## Task to complete
Reading down the listing below, count the lines where the word "JSON" shows up, then give only that count.

## Material for the task
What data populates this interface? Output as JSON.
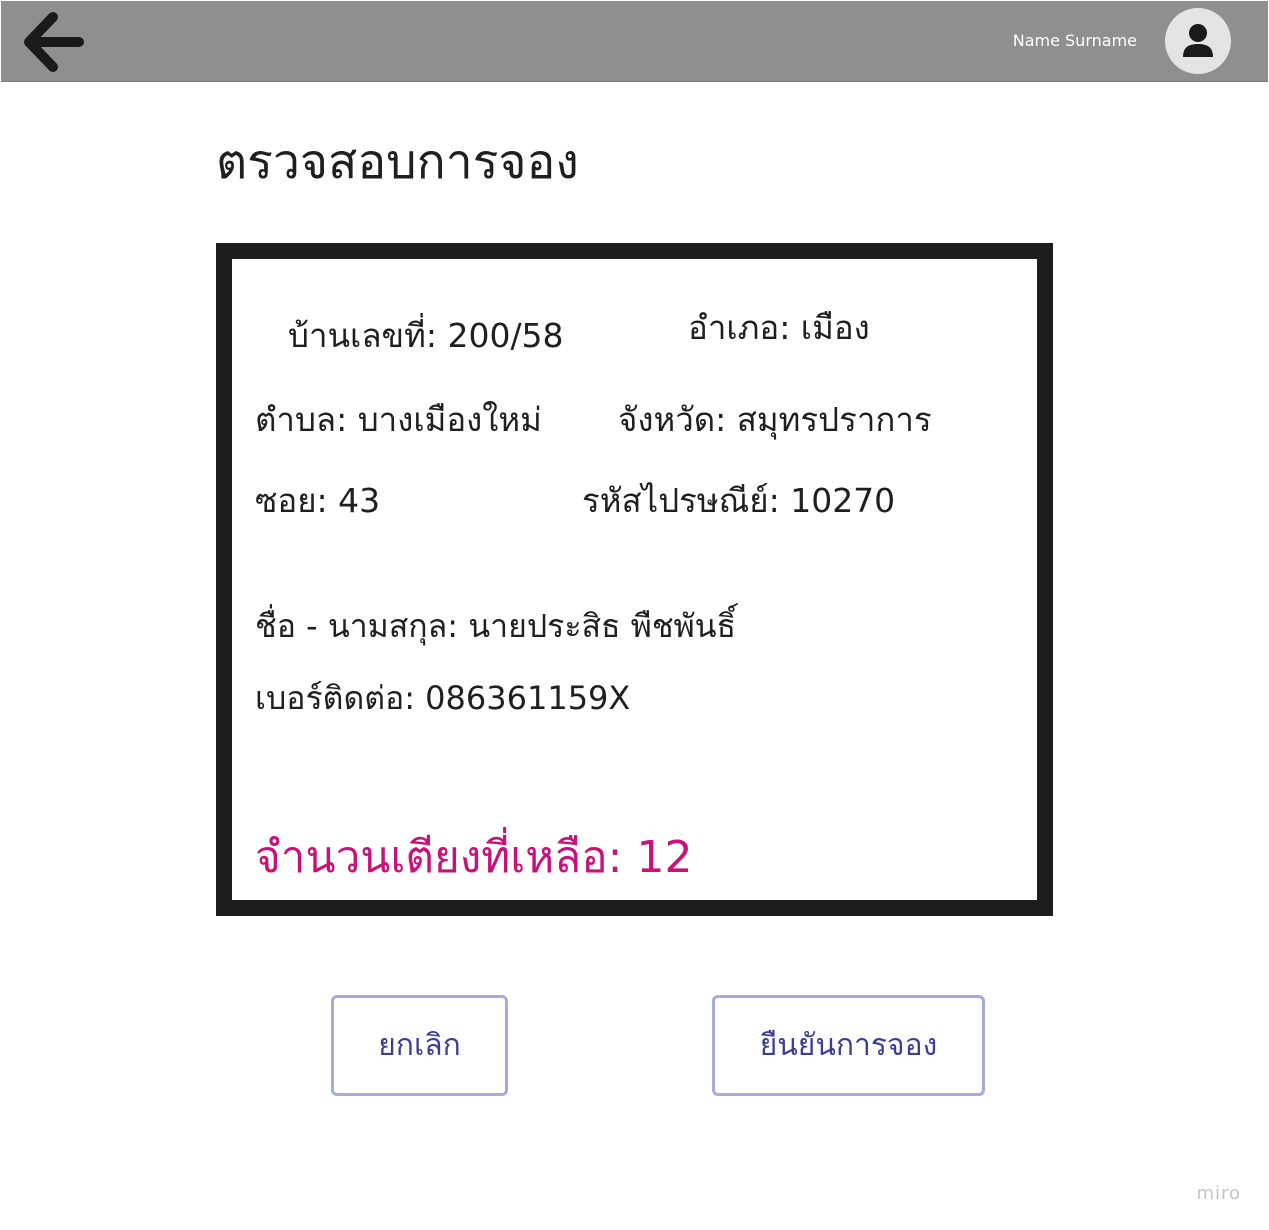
{
  "header": {
    "user_name": "Name Surname",
    "back_icon": "arrow-left-icon",
    "avatar_icon": "user-icon",
    "background_color": "#8f8f8f"
  },
  "page": {
    "title": "ตรวจสอบการจอง"
  },
  "booking": {
    "house_no": "บ้านเลขที่: 200/58",
    "district": "อำเภอ: เมือง",
    "subdistrict": "ตำบล: บางเมืองใหม่",
    "province": "จังหวัด: สมุทรปราการ",
    "soi": "ซอย: 43",
    "postal_code": "รหัสไปรษณีย์: 10270",
    "full_name": "ชื่อ - นามสกุล: นายประสิธ พืชพันธิ์",
    "phone": "เบอร์ติดต่อ: 086361159X",
    "beds_remaining": "จำนวนเตียงที่เหลือ: 12",
    "beds_remaining_color": "#c8127a"
  },
  "actions": {
    "cancel_label": "ยกเลิก",
    "confirm_label": "ยืนยันการจอง",
    "button_border_color": "#a6abdb",
    "button_text_color": "#3a3e96"
  },
  "watermark": "miro"
}
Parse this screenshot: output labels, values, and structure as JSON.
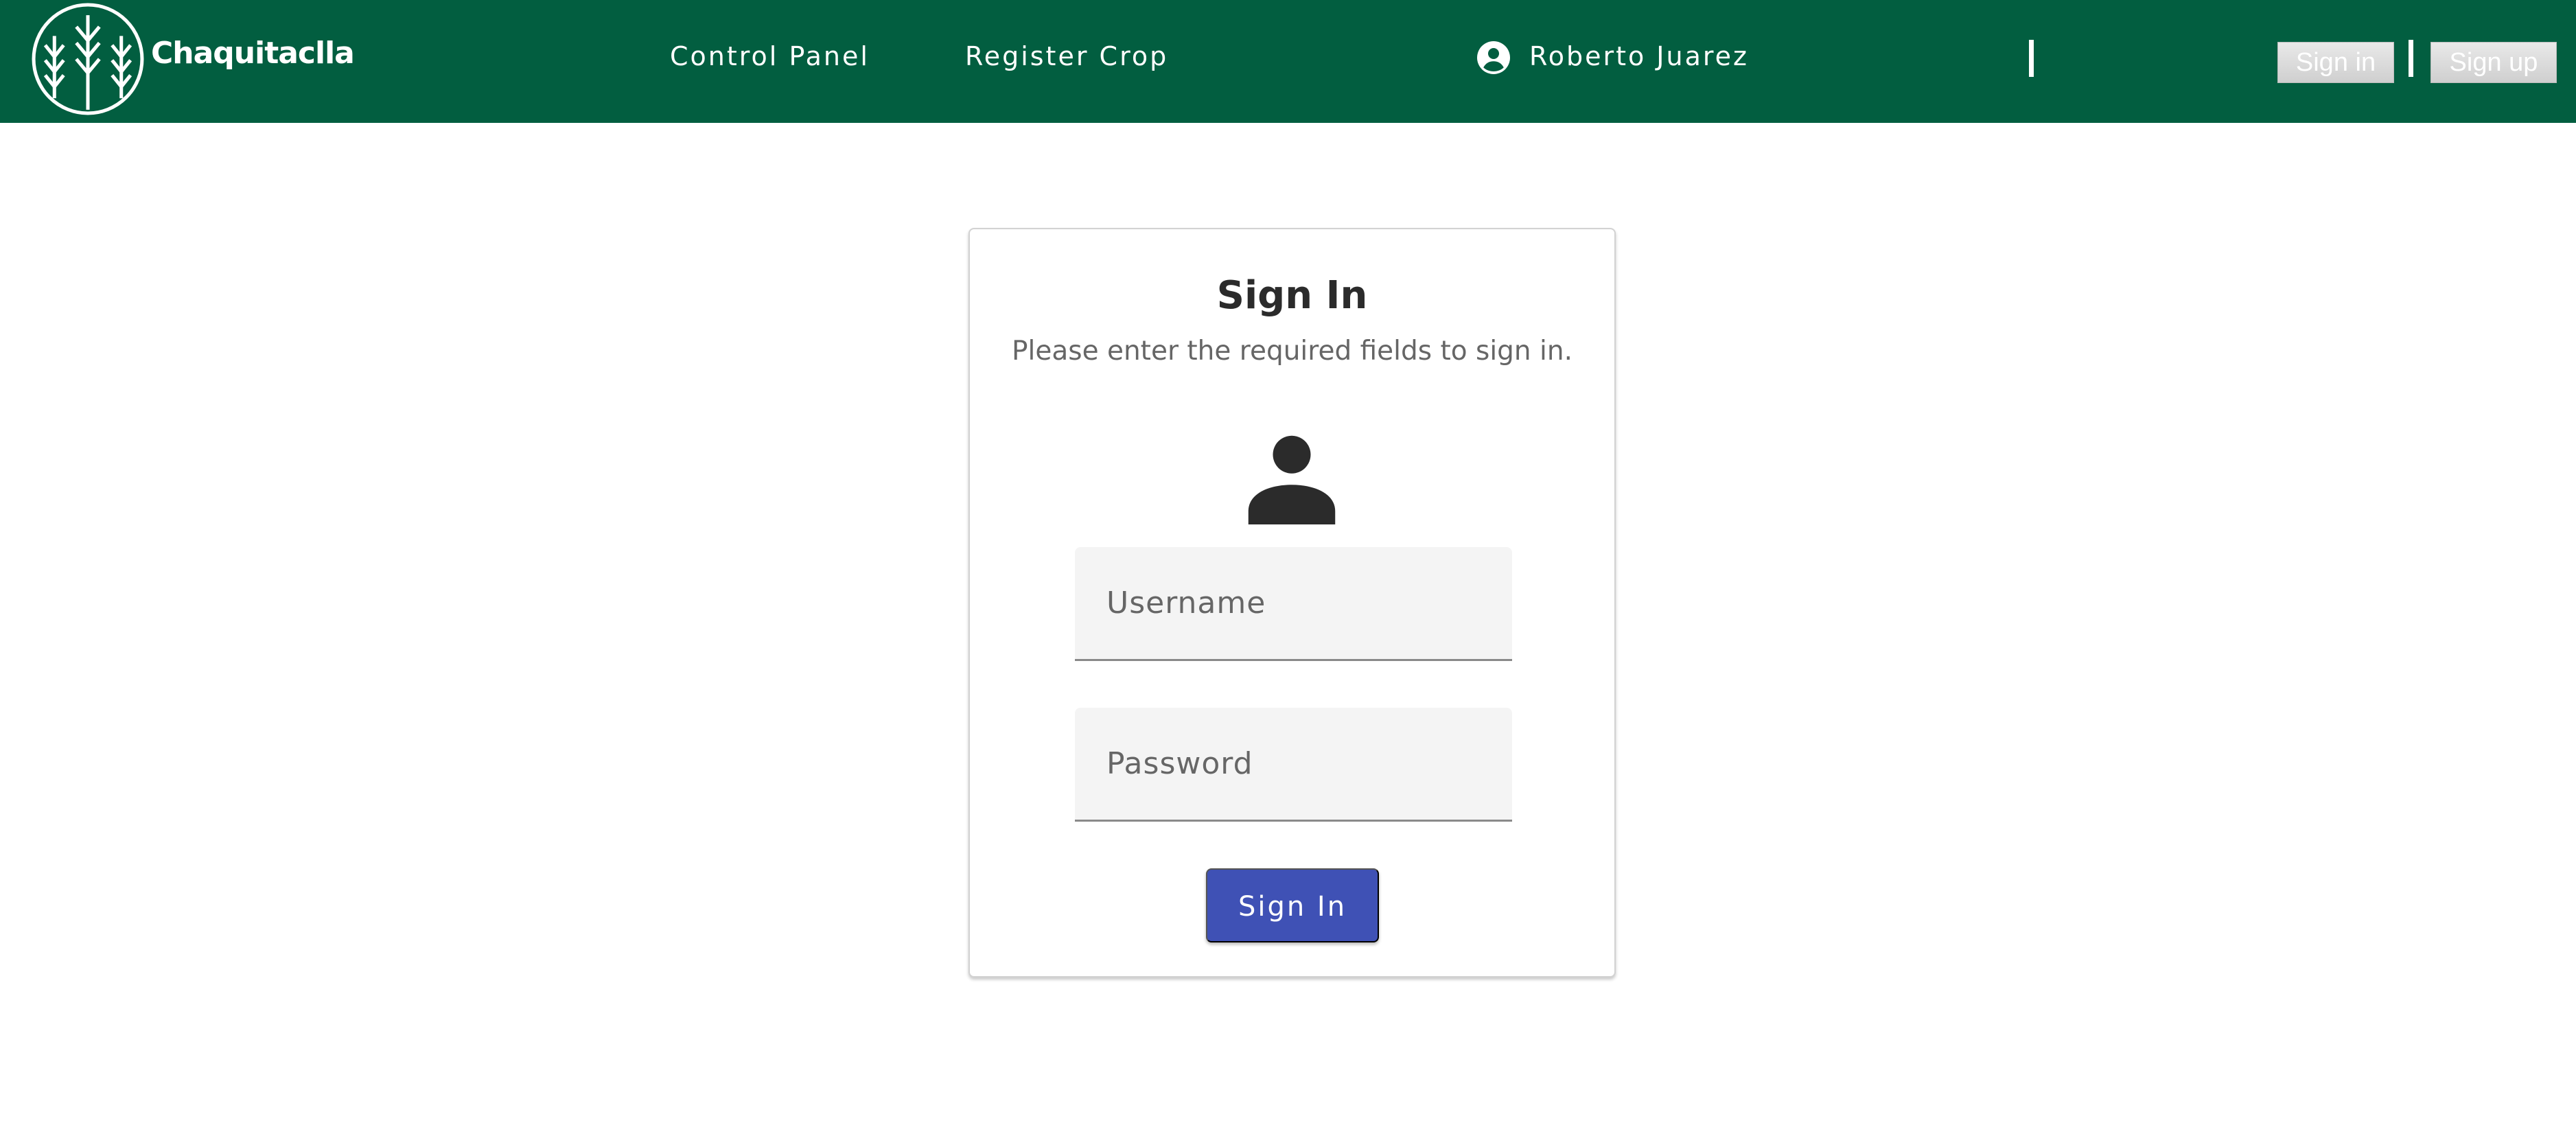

## Finished exercise
2